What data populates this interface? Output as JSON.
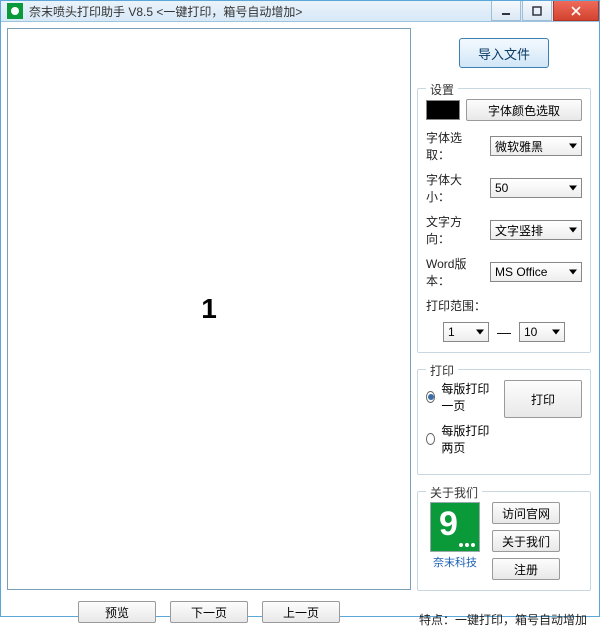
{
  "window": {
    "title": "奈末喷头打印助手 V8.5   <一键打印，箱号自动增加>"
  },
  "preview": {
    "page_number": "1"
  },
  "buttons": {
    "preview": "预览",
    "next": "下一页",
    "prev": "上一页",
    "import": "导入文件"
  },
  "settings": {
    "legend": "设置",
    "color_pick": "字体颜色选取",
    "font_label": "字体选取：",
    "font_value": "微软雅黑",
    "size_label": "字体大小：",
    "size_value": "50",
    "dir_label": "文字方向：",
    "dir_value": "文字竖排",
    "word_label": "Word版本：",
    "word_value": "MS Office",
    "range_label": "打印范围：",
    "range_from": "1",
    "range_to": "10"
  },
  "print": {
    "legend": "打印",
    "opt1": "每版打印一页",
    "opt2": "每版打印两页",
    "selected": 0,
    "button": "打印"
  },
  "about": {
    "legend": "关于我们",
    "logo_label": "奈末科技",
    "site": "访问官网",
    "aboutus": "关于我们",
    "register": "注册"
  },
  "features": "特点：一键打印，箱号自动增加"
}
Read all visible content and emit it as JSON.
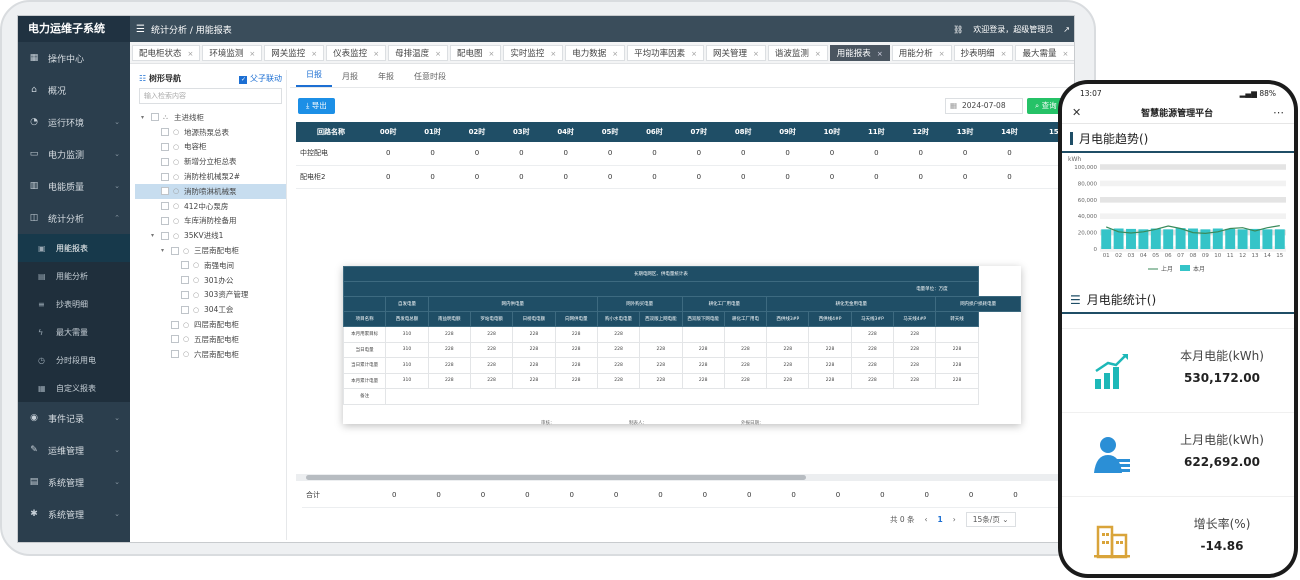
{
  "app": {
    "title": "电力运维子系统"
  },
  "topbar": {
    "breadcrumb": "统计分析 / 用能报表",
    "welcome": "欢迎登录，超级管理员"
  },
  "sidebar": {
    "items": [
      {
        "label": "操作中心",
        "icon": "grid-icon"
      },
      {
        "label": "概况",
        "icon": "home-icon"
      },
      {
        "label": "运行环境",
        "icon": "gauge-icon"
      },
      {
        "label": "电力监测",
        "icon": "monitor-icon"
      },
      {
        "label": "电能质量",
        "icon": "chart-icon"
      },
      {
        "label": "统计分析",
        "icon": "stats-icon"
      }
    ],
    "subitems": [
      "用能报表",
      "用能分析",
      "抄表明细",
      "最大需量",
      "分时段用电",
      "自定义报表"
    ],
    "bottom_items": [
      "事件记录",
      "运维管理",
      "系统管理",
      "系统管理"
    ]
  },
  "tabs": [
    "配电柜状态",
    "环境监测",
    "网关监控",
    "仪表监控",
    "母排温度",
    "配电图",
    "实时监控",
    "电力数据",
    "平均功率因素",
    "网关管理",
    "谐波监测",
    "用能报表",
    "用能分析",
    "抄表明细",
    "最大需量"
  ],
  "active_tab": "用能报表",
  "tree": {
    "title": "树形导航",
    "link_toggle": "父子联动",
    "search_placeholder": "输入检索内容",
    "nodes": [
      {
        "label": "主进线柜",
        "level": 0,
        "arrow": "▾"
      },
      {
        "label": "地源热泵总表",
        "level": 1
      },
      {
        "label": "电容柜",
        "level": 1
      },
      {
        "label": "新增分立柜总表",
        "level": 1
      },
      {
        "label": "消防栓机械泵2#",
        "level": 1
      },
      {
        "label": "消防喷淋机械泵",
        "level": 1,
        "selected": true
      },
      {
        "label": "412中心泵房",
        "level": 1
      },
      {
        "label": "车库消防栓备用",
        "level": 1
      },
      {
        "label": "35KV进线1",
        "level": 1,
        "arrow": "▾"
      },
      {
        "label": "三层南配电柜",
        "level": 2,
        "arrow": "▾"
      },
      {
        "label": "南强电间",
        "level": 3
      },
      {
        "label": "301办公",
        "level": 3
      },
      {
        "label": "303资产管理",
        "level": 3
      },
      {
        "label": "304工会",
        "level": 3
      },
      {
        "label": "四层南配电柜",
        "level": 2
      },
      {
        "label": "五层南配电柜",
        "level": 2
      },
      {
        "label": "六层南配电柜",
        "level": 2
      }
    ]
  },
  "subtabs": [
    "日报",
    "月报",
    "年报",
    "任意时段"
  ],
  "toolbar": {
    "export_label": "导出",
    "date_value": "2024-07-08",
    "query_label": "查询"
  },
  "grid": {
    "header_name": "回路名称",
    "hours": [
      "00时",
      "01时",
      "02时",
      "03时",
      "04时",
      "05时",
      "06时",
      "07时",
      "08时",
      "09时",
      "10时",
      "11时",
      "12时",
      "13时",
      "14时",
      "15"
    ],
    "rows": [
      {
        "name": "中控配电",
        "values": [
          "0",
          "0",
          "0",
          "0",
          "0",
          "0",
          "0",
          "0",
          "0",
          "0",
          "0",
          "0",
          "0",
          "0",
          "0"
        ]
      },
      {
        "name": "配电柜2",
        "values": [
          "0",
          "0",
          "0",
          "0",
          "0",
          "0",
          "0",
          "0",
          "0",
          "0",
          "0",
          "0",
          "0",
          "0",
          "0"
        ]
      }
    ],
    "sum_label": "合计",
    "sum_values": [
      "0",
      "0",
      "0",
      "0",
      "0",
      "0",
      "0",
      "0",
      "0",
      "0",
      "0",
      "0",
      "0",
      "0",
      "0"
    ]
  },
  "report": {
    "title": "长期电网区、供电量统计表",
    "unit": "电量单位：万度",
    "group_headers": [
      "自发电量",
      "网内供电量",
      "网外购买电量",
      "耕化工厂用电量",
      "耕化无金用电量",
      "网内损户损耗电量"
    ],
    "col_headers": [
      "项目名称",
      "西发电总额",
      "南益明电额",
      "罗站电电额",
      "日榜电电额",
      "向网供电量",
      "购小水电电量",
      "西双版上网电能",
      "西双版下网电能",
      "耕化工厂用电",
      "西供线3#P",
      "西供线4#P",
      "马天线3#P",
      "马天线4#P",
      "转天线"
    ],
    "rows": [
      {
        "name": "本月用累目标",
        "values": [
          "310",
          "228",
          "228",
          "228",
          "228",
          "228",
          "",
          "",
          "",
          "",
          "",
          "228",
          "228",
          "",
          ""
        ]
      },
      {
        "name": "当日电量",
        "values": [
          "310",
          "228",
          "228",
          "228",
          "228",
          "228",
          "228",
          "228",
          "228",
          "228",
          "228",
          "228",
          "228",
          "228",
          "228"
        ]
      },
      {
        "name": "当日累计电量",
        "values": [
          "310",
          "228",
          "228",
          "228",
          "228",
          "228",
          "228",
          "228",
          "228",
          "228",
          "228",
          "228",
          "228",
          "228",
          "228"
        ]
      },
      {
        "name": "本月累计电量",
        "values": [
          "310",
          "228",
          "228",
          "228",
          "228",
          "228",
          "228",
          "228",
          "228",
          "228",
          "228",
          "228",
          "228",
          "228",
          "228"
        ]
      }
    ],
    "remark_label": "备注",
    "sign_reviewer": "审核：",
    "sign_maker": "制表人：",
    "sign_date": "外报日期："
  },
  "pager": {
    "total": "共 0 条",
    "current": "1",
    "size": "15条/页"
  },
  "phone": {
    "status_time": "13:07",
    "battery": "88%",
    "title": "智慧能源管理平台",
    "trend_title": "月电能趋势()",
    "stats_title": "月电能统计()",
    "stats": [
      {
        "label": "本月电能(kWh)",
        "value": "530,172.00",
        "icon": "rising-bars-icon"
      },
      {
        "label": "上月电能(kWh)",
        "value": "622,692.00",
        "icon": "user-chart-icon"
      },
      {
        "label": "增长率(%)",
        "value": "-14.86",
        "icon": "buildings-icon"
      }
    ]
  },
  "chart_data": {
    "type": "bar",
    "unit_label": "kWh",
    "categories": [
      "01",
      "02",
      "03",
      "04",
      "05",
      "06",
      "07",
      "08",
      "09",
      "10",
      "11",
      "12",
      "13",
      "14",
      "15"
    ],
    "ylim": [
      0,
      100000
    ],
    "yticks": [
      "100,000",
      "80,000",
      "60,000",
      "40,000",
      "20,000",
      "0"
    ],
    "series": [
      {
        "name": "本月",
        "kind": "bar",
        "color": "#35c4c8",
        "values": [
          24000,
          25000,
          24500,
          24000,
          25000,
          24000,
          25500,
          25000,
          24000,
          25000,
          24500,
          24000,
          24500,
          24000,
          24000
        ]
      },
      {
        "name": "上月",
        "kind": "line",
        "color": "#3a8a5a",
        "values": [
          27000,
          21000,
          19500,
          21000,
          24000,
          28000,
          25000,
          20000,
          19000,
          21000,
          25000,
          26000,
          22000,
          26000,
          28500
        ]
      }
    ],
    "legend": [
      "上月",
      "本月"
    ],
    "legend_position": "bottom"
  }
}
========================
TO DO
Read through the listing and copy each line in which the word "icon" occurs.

WORKED SOLUTION
        "icon": "grid-icon"
        "icon": "home-icon"
        "icon": "gauge-icon"
        "icon": "monitor-icon"
        "icon": "chart-icon"
        "icon": "stats-icon"
        "icon": "rising-bars-icon"
        "icon": "user-chart-icon"
        "icon": "buildings-icon"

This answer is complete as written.